▶

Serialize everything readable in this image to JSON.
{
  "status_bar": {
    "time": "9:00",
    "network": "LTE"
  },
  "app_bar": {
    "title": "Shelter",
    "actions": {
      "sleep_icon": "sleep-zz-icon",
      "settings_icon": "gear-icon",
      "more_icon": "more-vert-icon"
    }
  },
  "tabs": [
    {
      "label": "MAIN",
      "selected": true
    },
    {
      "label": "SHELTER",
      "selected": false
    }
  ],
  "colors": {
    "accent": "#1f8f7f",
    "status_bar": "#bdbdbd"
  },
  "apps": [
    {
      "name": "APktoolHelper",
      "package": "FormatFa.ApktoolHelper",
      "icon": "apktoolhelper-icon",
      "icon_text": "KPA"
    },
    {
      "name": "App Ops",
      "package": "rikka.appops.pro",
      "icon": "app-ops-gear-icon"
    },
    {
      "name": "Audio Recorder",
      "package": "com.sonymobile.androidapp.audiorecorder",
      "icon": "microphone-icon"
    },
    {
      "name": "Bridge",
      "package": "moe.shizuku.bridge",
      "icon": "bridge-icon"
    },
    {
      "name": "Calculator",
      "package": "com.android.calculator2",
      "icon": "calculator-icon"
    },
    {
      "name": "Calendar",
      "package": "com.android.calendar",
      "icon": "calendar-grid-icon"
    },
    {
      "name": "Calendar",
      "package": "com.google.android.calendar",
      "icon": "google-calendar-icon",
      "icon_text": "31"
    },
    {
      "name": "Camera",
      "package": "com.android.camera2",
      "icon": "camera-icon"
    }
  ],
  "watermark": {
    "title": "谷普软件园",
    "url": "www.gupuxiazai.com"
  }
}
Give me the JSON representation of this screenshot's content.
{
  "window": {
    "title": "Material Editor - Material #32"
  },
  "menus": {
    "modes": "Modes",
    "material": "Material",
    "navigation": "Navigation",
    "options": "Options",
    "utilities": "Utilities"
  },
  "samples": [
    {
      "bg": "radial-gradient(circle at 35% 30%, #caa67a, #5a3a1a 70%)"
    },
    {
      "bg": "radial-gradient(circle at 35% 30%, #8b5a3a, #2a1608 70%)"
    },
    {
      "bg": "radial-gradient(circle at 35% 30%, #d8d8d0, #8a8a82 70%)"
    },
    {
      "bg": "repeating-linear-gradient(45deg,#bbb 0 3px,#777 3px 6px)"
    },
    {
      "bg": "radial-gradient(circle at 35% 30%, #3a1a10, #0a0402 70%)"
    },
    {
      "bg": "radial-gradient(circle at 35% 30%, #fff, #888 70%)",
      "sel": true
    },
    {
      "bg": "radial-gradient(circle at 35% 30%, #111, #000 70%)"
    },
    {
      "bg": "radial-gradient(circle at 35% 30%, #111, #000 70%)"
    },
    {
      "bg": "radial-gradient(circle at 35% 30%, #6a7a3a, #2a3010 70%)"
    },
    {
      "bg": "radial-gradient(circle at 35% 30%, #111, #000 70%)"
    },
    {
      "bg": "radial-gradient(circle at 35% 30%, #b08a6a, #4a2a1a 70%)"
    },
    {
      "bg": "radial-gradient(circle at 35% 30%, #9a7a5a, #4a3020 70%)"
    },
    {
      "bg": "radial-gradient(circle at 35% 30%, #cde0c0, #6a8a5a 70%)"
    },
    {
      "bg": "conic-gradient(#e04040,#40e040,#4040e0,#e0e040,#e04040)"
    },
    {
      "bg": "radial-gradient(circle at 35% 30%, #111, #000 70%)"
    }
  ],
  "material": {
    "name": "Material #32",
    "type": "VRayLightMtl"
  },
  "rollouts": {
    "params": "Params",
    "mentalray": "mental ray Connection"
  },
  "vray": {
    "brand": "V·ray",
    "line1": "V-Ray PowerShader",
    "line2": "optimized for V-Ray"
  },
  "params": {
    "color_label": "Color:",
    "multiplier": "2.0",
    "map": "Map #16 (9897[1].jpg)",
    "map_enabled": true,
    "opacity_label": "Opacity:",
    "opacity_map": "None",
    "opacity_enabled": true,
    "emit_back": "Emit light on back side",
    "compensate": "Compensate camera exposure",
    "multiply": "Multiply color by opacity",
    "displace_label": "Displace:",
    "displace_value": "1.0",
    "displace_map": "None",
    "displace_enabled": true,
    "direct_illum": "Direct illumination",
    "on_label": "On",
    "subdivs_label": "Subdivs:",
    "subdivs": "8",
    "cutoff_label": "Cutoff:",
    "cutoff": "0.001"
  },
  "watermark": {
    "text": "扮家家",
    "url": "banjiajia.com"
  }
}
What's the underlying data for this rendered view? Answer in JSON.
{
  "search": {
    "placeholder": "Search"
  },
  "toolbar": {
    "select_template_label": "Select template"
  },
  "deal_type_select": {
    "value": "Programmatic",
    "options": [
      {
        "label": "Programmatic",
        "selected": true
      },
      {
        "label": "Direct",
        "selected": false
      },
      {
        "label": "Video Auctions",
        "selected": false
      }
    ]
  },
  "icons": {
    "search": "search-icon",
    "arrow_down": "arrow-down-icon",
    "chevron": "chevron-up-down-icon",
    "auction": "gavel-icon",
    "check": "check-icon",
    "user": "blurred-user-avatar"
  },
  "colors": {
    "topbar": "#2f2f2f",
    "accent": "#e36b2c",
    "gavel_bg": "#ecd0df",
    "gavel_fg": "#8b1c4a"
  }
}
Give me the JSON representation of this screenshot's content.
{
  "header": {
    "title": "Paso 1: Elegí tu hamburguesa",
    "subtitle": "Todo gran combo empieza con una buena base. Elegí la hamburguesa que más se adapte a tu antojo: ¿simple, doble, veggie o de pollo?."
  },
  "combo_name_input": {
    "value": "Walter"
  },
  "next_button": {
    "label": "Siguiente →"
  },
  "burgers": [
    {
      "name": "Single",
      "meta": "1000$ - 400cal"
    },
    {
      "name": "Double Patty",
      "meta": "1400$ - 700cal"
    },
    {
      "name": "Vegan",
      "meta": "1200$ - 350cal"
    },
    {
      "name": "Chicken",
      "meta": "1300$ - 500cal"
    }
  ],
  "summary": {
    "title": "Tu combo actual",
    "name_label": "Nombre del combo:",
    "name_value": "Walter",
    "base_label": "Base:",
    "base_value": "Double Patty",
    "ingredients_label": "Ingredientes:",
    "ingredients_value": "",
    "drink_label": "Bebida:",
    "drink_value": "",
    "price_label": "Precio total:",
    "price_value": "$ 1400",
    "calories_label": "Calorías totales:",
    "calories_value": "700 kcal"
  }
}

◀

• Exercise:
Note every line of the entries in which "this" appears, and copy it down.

• Result of the exercise:
Serialize everything readable in this image to JSON.
Give me the JSON representation of this screenshot's content.
What's the underlying data for this rendered view? Answer in JSON.
Give me the JSON representation of this screenshot's content.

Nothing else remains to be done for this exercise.